Einkorn flour is certainly no stranger in my kitchen. I grind it fresh and use it in nearly every loaf of bread I bake. As the whole-wheat component for all artisan sourdough, I like the deeper, nuttier flavor it adds; but 100% einkorn sourdough is a whole other matter.
Because einkorn’s gluten is different than modern wheat, the dough does not handle the same as other wheat flour. It usually makes a wet and hard to manage dough. Kneading does it little good, as it tears apart rather than build the gluten strands we are familiar with in bread making. For that reason, many bakers add bread (strong) flour or vital gluten, both of which can ruin the value of this bread for those who are gluten-intolerant. Because water absorption with this grain is quite different, I suggest cutting water back to about 65% hydration during your learning curve; you can always add a bit more.
Baking Einkorn Bread
For this post, it took three tries before I was able to get the artisan look I was after.
Don’t get me wrong, each loaf tasted great, but they didn’t look good enough to serve or to give away to someone else.
But the third time was the charm. Well, at least it was for me.
When I began making sourdough bread, I was always on the lookout for lower gluten counts. That is when I found an Italian (Jovial) source of einkorn flour.
The flour was superb, but it was milled in Italy and then shipped here. I figured that it could hardly have the same food value as freshly ground grain. And since it was expensive, I never tried making a 100% einkorn loaf from their flour—just a 50/50 mix, which was great.
I have since switched to buying whole-grain einkorn from Ancient Grains in Teton, Idaho. I mill it fresh and with 50 pounds of einkorn in storage, I figured that I had enough to do a few kitchen experiments.

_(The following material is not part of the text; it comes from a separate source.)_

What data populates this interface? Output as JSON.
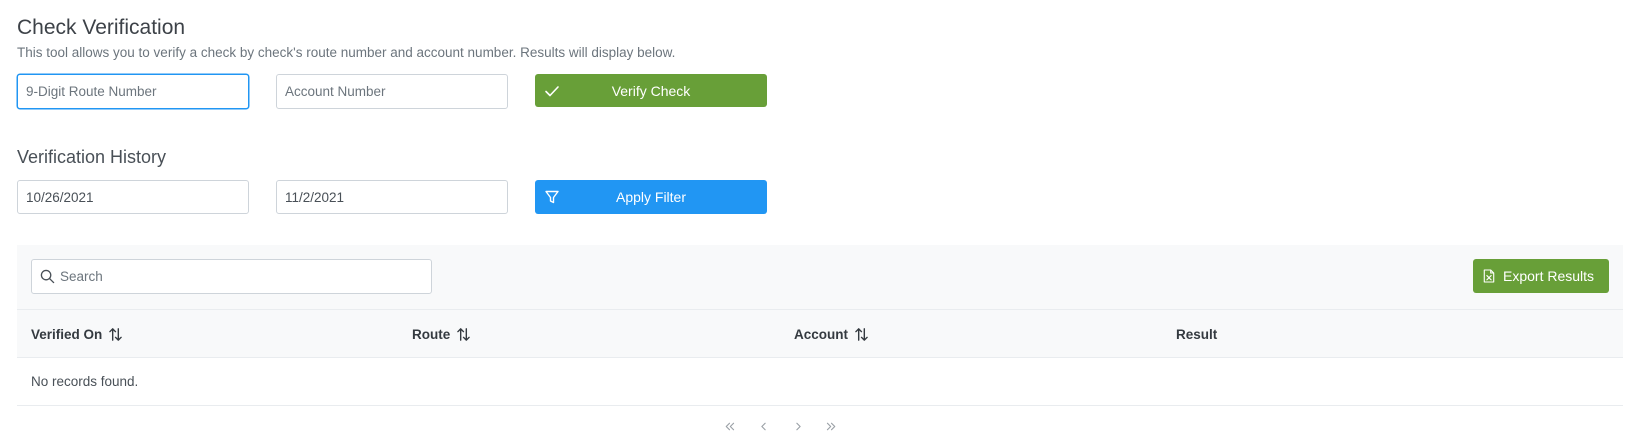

- For my first try, I just used our basic Country Loaf recipe with 100% einkorn freshly ground. This recipe calls for two cups of water and four cups of flour. The hydration was so high and the dough so overworked from my stand mixer, that I had to dump it into a bread pan to bake. It was dense, but toasted well and tasted great. Still, it wasn’t up to my standard.

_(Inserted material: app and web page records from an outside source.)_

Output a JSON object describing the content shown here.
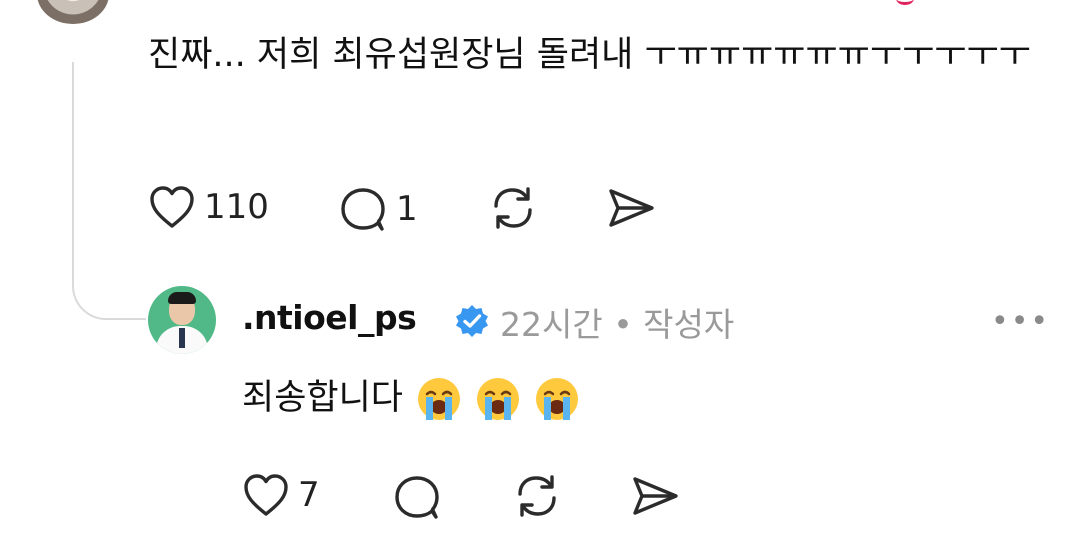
{
  "parent_comment": {
    "text": "진짜... 저희 최유섭원장님 돌려내 ㅜㅠㅠㅠㅠㅠㅠㅜㅜㅜㅜㅜ",
    "likes": "110",
    "replies": "1"
  },
  "reply": {
    "username": ".ntioel_ps",
    "time_author": "22시간 • 작성자",
    "text": "죄송합니다",
    "emojis": [
      "crying-face",
      "crying-face",
      "crying-face"
    ],
    "likes": "7",
    "more_label": "•••"
  },
  "colors": {
    "verified": "#3897f0",
    "meta": "#9a9a9a",
    "thread_line": "#dadada",
    "avatar_bg": "#51b987"
  }
}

- Then I found a recipe from Jovial’s cookbook, but I still ended up with too much water. The mix was a mess and I did not understand the tender nature of this flour so I overworked it again. I had to pour this dough into a bread tin once again. It was still great as a sandwich loaf, but I could not have shaped this and baked it as a boule.
- Then I came across this recipe at The Perfect Loaf and baked… well, the perfect loaf.
Einkorn Sourdough Bread Recipe
Adapted from Maurizio at The Perfect Loaf/70% Hydration
Einkorn Sourdough Levain
Build the Levain
“In testing this formula, [Maurizio] found the best performance, taste, and timetable when using a stiff einkorn levain. Even though the flour I’m using is sifted (all-purpose) and not whole grain, this dough can quickly overproof at warmer temperatures. To offset this I found myself gravitating to a stiff levain at a very low pre-fermented flour percentage. Mostly, I treated this all-purpose flour as I would whole grain.”—The Perfect Loaf.
Following this recipe from The Perfect Loaf finally helped me get a loaf of einkorn sourdough that I was happy with. I hope it works the first time for you.
In the comment section below share your thoughts and successes with einkorn.
Author: Darryl Alder lives with his wife in Riverside Lodge, which is their home along the Provo River in Utah. He is a retired career Scouter and outdoorsman who spent many hours over a campfire using a Dutch oven and loves sharing recipes for the kitchen and the campfire alike. You can read many of his recipes on this site by searching for Sourdough Saturday or Recipes on the top right-hand side of the blog
Helpful Blog! Thanks for sharing.
I want to learn more about making sourdough bread with ancient flours.